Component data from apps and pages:
■ ■ ■

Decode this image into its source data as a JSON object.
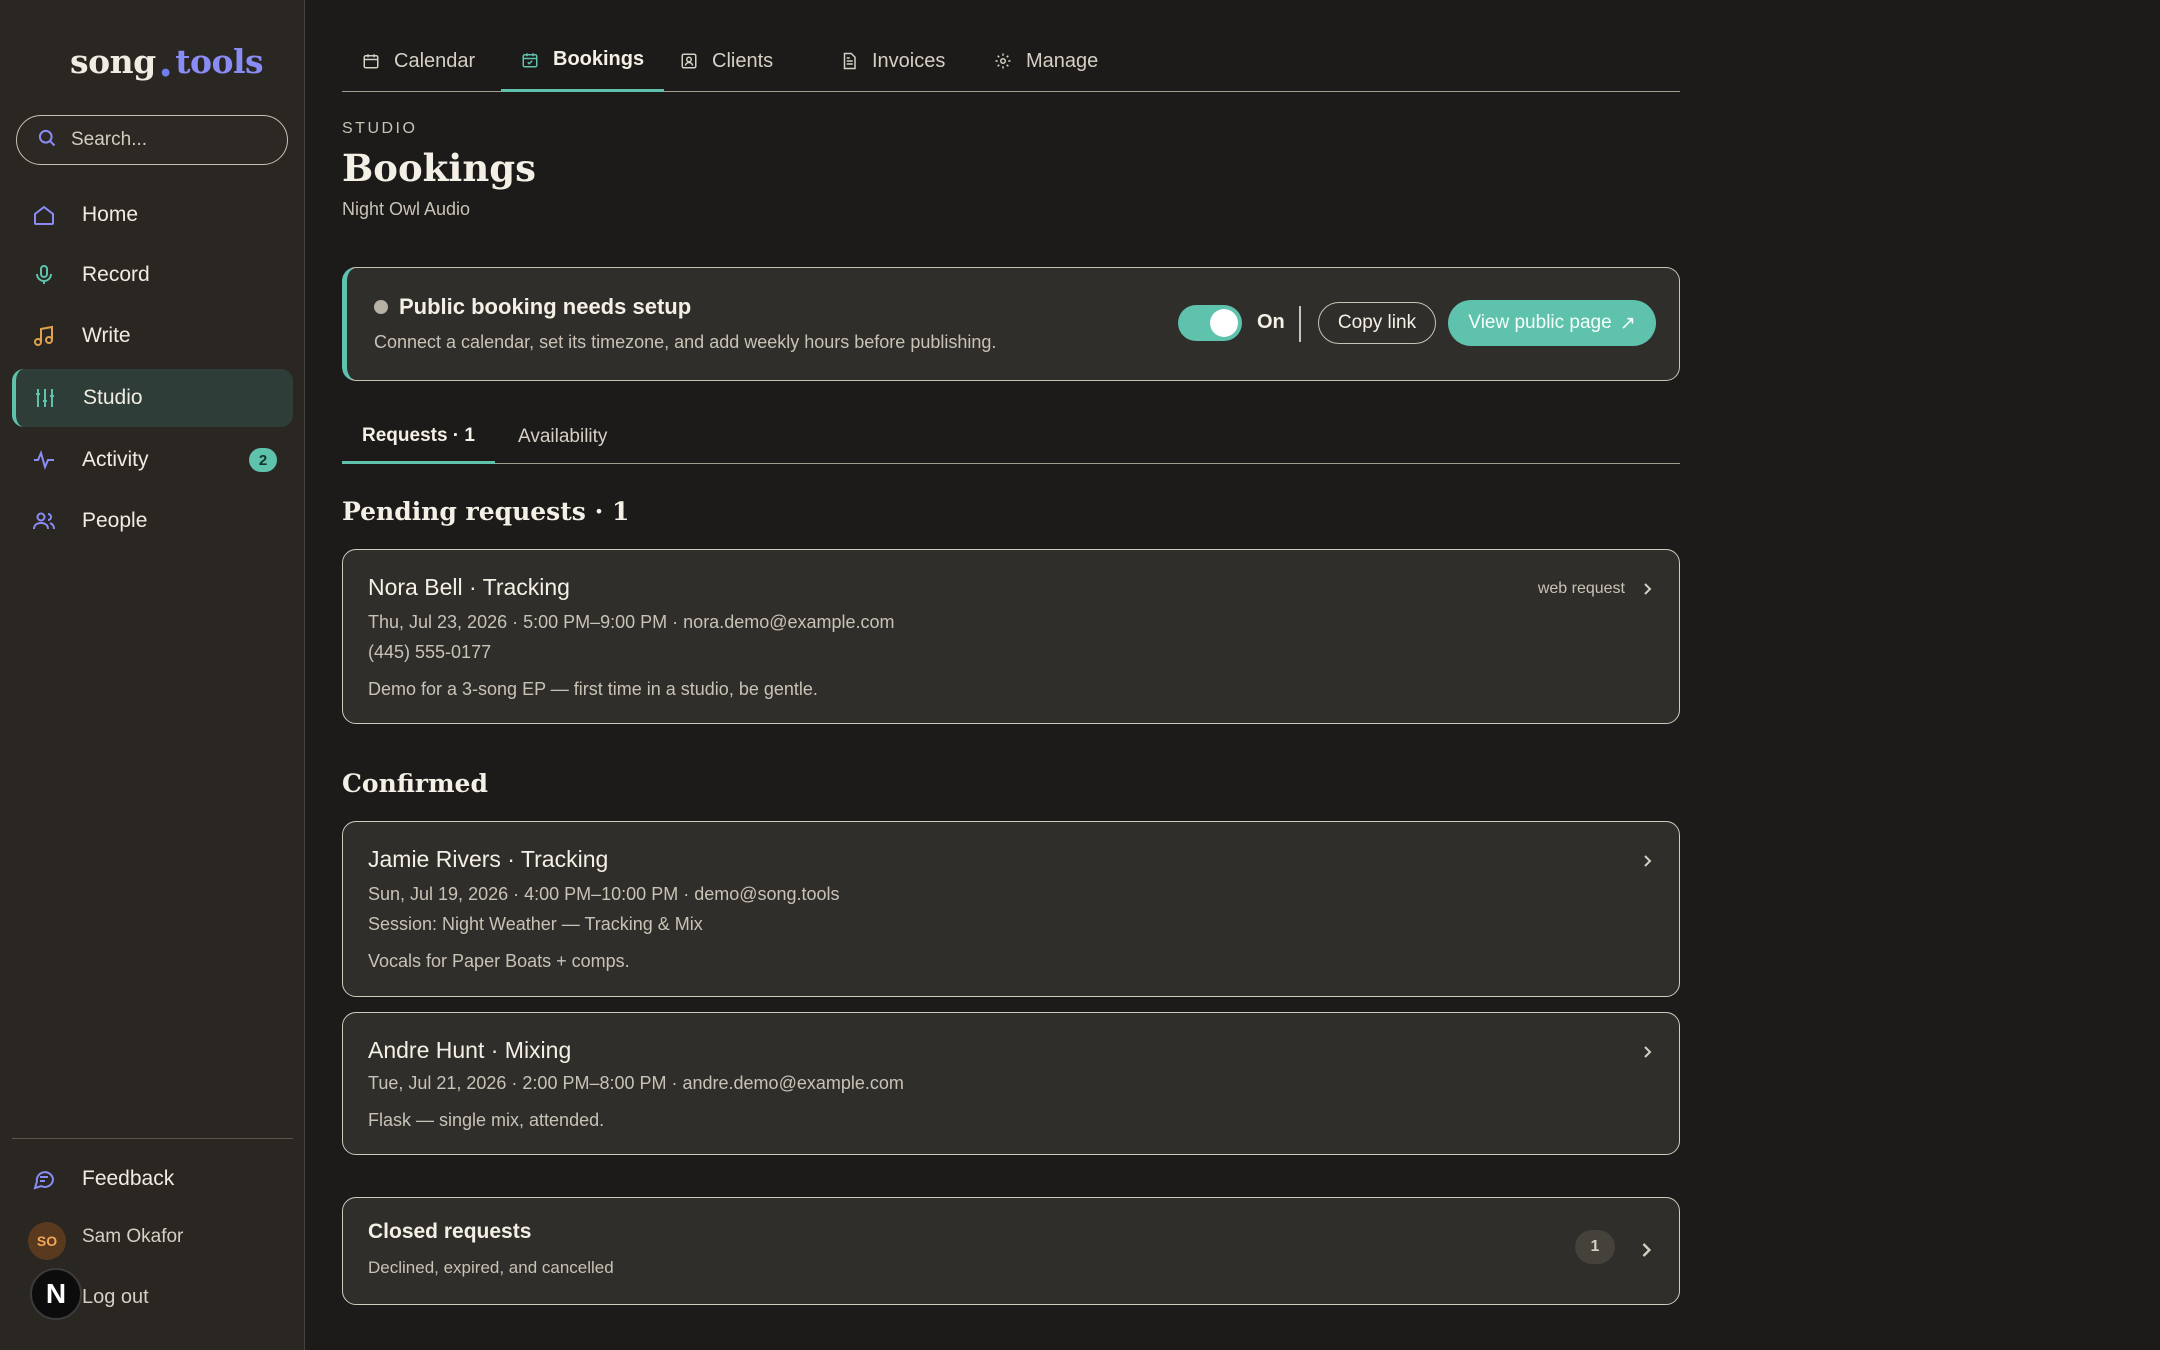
{
  "app": {
    "logo_left": "song",
    "logo_dot": "•",
    "logo_right": "tools"
  },
  "search": {
    "placeholder": "Search..."
  },
  "sidebar": {
    "items": [
      {
        "label": "Home",
        "icon": "home-icon"
      },
      {
        "label": "Record",
        "icon": "microphone-icon"
      },
      {
        "label": "Write",
        "icon": "music-note-icon"
      },
      {
        "label": "Studio",
        "icon": "sliders-icon",
        "active": true
      },
      {
        "label": "Activity",
        "icon": "activity-icon",
        "badge": "2"
      },
      {
        "label": "People",
        "icon": "people-icon"
      }
    ],
    "feedback": "Feedback",
    "user": {
      "initials": "SO",
      "name": "Sam Okafor"
    },
    "logout": "Log out",
    "floating_badge": "N"
  },
  "tabs": [
    {
      "label": "Calendar",
      "icon": "calendar-icon"
    },
    {
      "label": "Bookings",
      "icon": "calendar-check-icon",
      "active": true
    },
    {
      "label": "Clients",
      "icon": "contact-icon"
    },
    {
      "label": "Invoices",
      "icon": "document-icon"
    },
    {
      "label": "Manage",
      "icon": "gear-icon"
    }
  ],
  "page": {
    "eyebrow": "STUDIO",
    "title": "Bookings",
    "subtitle": "Night Owl Audio"
  },
  "setup": {
    "title": "Public booking needs setup",
    "description": "Connect a calendar, set its timezone, and add weekly hours before publishing.",
    "toggle_label": "On",
    "copy_label": "Copy link",
    "view_label": "View public page",
    "view_icon": "↗"
  },
  "subtabs": [
    {
      "label": "Requests · 1",
      "active": true
    },
    {
      "label": "Availability"
    }
  ],
  "pending": {
    "heading": "Pending requests · 1",
    "items": [
      {
        "title": "Nora Bell · Tracking",
        "line1": "Thu, Jul 23, 2026 · 5:00 PM–9:00 PM · nora.demo@example.com",
        "line2": "(445) 555-0177",
        "note": "Demo for a 3-song EP — first time in a studio, be gentle.",
        "tag": "web request"
      }
    ]
  },
  "confirmed": {
    "heading": "Confirmed",
    "items": [
      {
        "title": "Jamie Rivers · Tracking",
        "line1": "Sun, Jul 19, 2026 · 4:00 PM–10:00 PM · demo@song.tools",
        "line2": "Session: Night Weather — Tracking & Mix",
        "note": "Vocals for Paper Boats + comps."
      },
      {
        "title": "Andre Hunt · Mixing",
        "line1": "Tue, Jul 21, 2026 · 2:00 PM–8:00 PM · andre.demo@example.com",
        "note": "Flask — single mix, attended."
      }
    ]
  },
  "closed": {
    "title": "Closed requests",
    "subtitle": "Declined, expired, and cancelled",
    "count": "1"
  },
  "colors": {
    "accent": "#5fc2ad",
    "background": "#1c1b19",
    "sidebar": "#2a2723",
    "card": "#302e2a"
  }
}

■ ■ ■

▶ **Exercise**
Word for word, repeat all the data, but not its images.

▶ **Output for this exercise**
Decode this image into its source data as a JSON object.
{
  "app": {
    "logo_left": "song",
    "logo_dot": "•",
    "logo_right": "tools"
  },
  "search": {
    "placeholder": "Search..."
  },
  "sidebar": {
    "items": [
      {
        "label": "Home",
        "icon": "home-icon"
      },
      {
        "label": "Record",
        "icon": "microphone-icon"
      },
      {
        "label": "Write",
        "icon": "music-note-icon"
      },
      {
        "label": "Studio",
        "icon": "sliders-icon",
        "active": true
      },
      {
        "label": "Activity",
        "icon": "activity-icon",
        "badge": "2"
      },
      {
        "label": "People",
        "icon": "people-icon"
      }
    ],
    "feedback": "Feedback",
    "user": {
      "initials": "SO",
      "name": "Sam Okafor"
    },
    "logout": "Log out",
    "floating_badge": "N"
  },
  "tabs": [
    {
      "label": "Calendar",
      "icon": "calendar-icon"
    },
    {
      "label": "Bookings",
      "icon": "calendar-check-icon",
      "active": true
    },
    {
      "label": "Clients",
      "icon": "contact-icon"
    },
    {
      "label": "Invoices",
      "icon": "document-icon"
    },
    {
      "label": "Manage",
      "icon": "gear-icon"
    }
  ],
  "page": {
    "eyebrow": "STUDIO",
    "title": "Bookings",
    "subtitle": "Night Owl Audio"
  },
  "setup": {
    "title": "Public booking needs setup",
    "description": "Connect a calendar, set its timezone, and add weekly hours before publishing.",
    "toggle_label": "On",
    "copy_label": "Copy link",
    "view_label": "View public page",
    "view_icon": "↗"
  },
  "subtabs": [
    {
      "label": "Requests · 1",
      "active": true
    },
    {
      "label": "Availability"
    }
  ],
  "pending": {
    "heading": "Pending requests · 1",
    "items": [
      {
        "title": "Nora Bell · Tracking",
        "line1": "Thu, Jul 23, 2026 · 5:00 PM–9:00 PM · nora.demo@example.com",
        "line2": "(445) 555-0177",
        "note": "Demo for a 3-song EP — first time in a studio, be gentle.",
        "tag": "web request"
      }
    ]
  },
  "confirmed": {
    "heading": "Confirmed",
    "items": [
      {
        "title": "Jamie Rivers · Tracking",
        "line1": "Sun, Jul 19, 2026 · 4:00 PM–10:00 PM · demo@song.tools",
        "line2": "Session: Night Weather — Tracking & Mix",
        "note": "Vocals for Paper Boats + comps."
      },
      {
        "title": "Andre Hunt · Mixing",
        "line1": "Tue, Jul 21, 2026 · 2:00 PM–8:00 PM · andre.demo@example.com",
        "note": "Flask — single mix, attended."
      }
    ]
  },
  "closed": {
    "title": "Closed requests",
    "subtitle": "Declined, expired, and cancelled",
    "count": "1"
  },
  "colors": {
    "accent": "#5fc2ad",
    "background": "#1c1b19",
    "sidebar": "#2a2723",
    "card": "#302e2a"
  }
}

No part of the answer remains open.